Finally, each person designs a learning experience of their own, for themselves or for others. One option is like an art class where you paint a picture in the style of a famous artist, so you might create a manipulable in the style of Montessori and leave it on a playground to see what people do with it. Another option is to take your own direction: throw a party for 36 hours with platforms hanging from your loft ceiling -- the catch? No one can touch the ground for 36 hours. (Is that a learning experience? What are people learning?) Design a tour of the city that highlights the wealth-poverty disparity and offer it along side the traditional tours. Make a seed bombing handbook, and try it out with people. Anything goes! As long as you try something out that you are personally stoked about and as long as it's experimental enough that it might fail, and try it more than once (iteration!).

Here is the webpage for the course:
We do all of our discussions on this Facebook Group, so feel free to join the group and discuss the media (readings, videos, etc.) even if you're not enrolled in the course. If there's enough popular demand we will try to get an online component going.
And for goodness sake watch the 3 minute Movie Trailer.

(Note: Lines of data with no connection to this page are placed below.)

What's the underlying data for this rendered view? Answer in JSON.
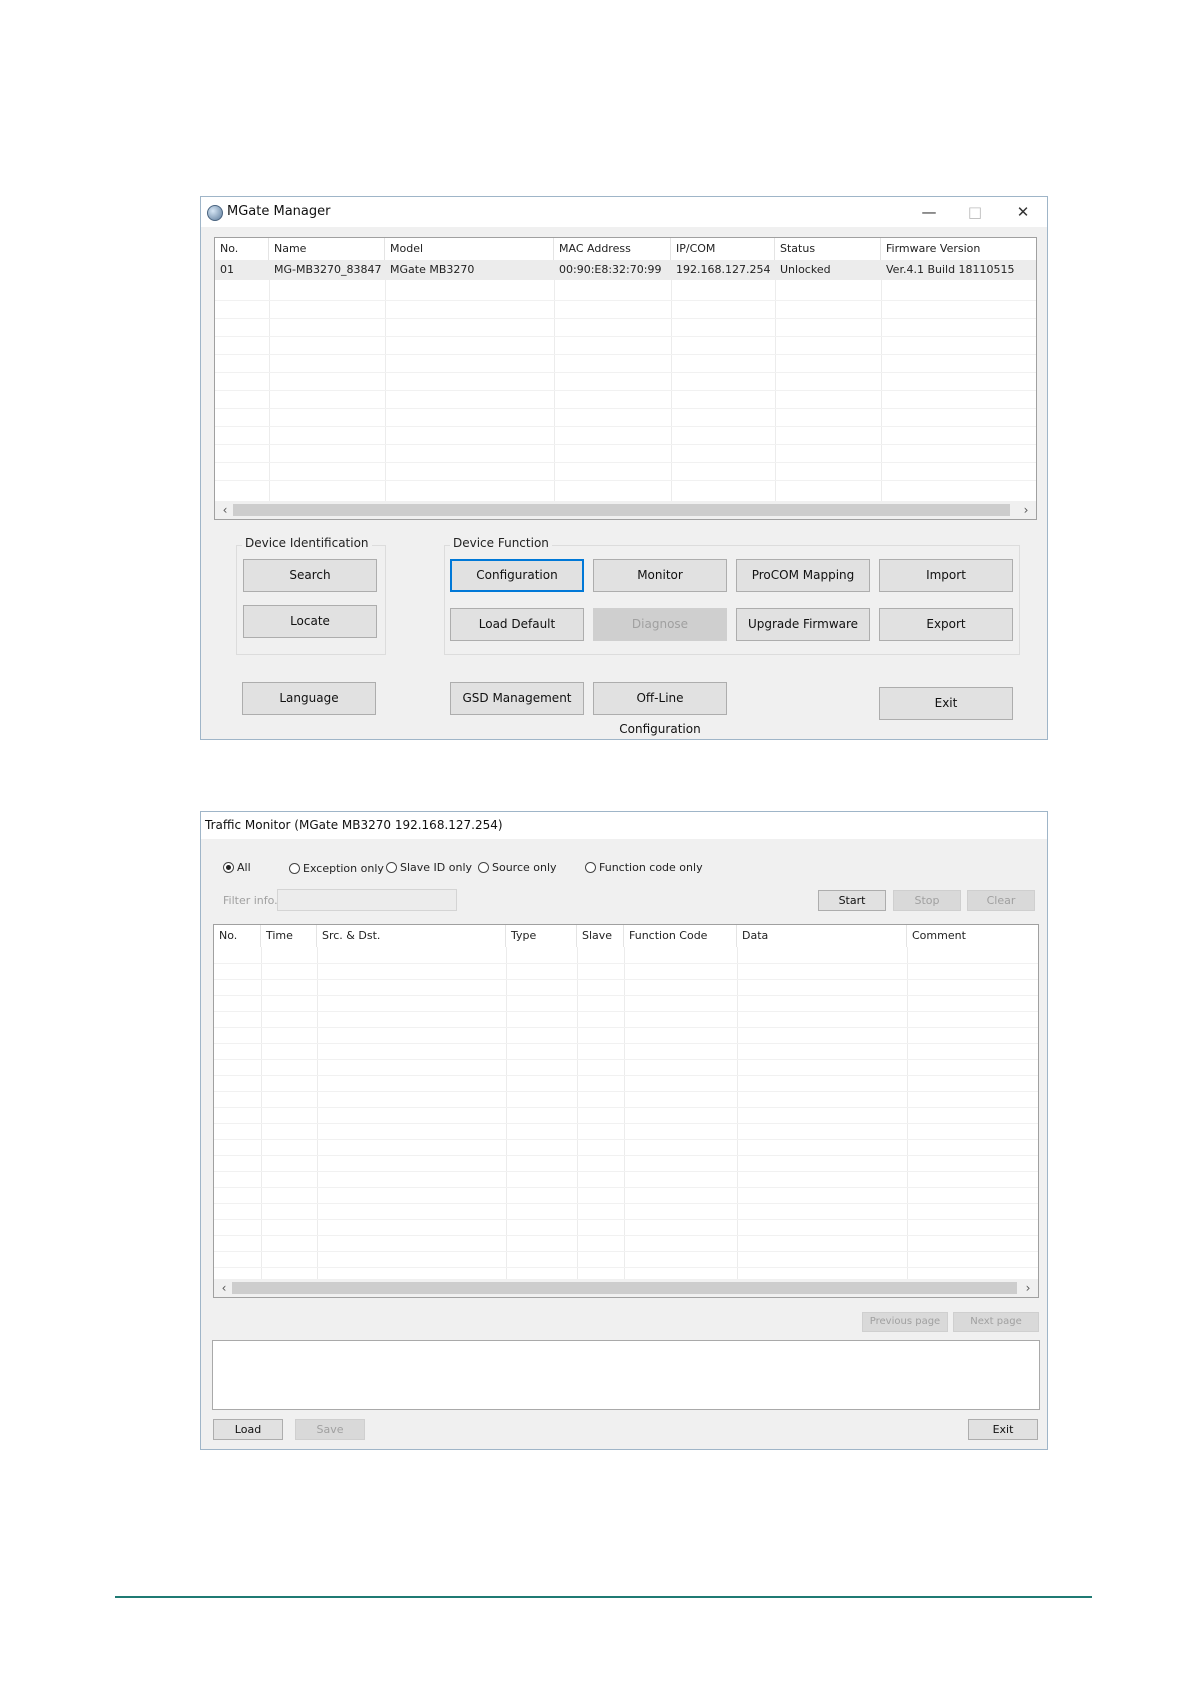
{
  "mgate": {
    "title": "MGate Manager",
    "window_controls": {
      "minimize": "—",
      "maximize": "□",
      "close": "✕"
    },
    "columns": [
      "No.",
      "Name",
      "Model",
      "MAC Address",
      "IP/COM",
      "Status",
      "Firmware Version"
    ],
    "rows": [
      [
        "01",
        "MG-MB3270_83847",
        "MGate MB3270",
        "00:90:E8:32:70:99",
        "192.168.127.254",
        "Unlocked",
        "Ver.4.1 Build 18110515"
      ]
    ],
    "scroll_left": "‹",
    "scroll_right": "›",
    "device_identification": {
      "label": "Device Identification",
      "search": "Search",
      "locate": "Locate"
    },
    "device_function": {
      "label": "Device Function",
      "configuration": "Configuration",
      "monitor": "Monitor",
      "procom_mapping": "ProCOM Mapping",
      "import": "Import",
      "load_default": "Load Default",
      "diagnose": "Diagnose",
      "upgrade_firmware": "Upgrade Firmware",
      "export": "Export"
    },
    "language": "Language",
    "gsd_management": "GSD Management",
    "offline_configuration": "Off-Line Configuration",
    "exit": "Exit"
  },
  "traffic": {
    "title": "Traffic Monitor (MGate MB3270 192.168.127.254)",
    "filters": [
      "All",
      "Exception only",
      "Slave ID only",
      "Source only",
      "Function code only"
    ],
    "selected_filter": "All",
    "filter_info_label": "Filter info.",
    "filter_info_value": "",
    "start": "Start",
    "stop": "Stop",
    "clear": "Clear",
    "columns": [
      "No.",
      "Time",
      "Src. & Dst.",
      "Type",
      "Slave",
      "Function Code",
      "Data",
      "Comment"
    ],
    "scroll_left": "‹",
    "scroll_right": "›",
    "previous_page": "Previous page",
    "next_page": "Next page",
    "detail_text": "",
    "load": "Load",
    "save": "Save",
    "exit": "Exit"
  }
}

Our first class was on Tuesday, and we were excited by the diversity of people in attendance (and overwhelmed by 34 people, more than 3 times the number we can handle). One student was formerly part of Il Sistema, one from MIT Business School with a background in Peace Corps, MIT lecturers, undergrads, grads, dropouts, everything! The first class was also attended by the leader of MIT Media Lab's Lifelong Kindergarten, founders of Sprout Community Center, and a Not Back to School Camp long-time senior counselor.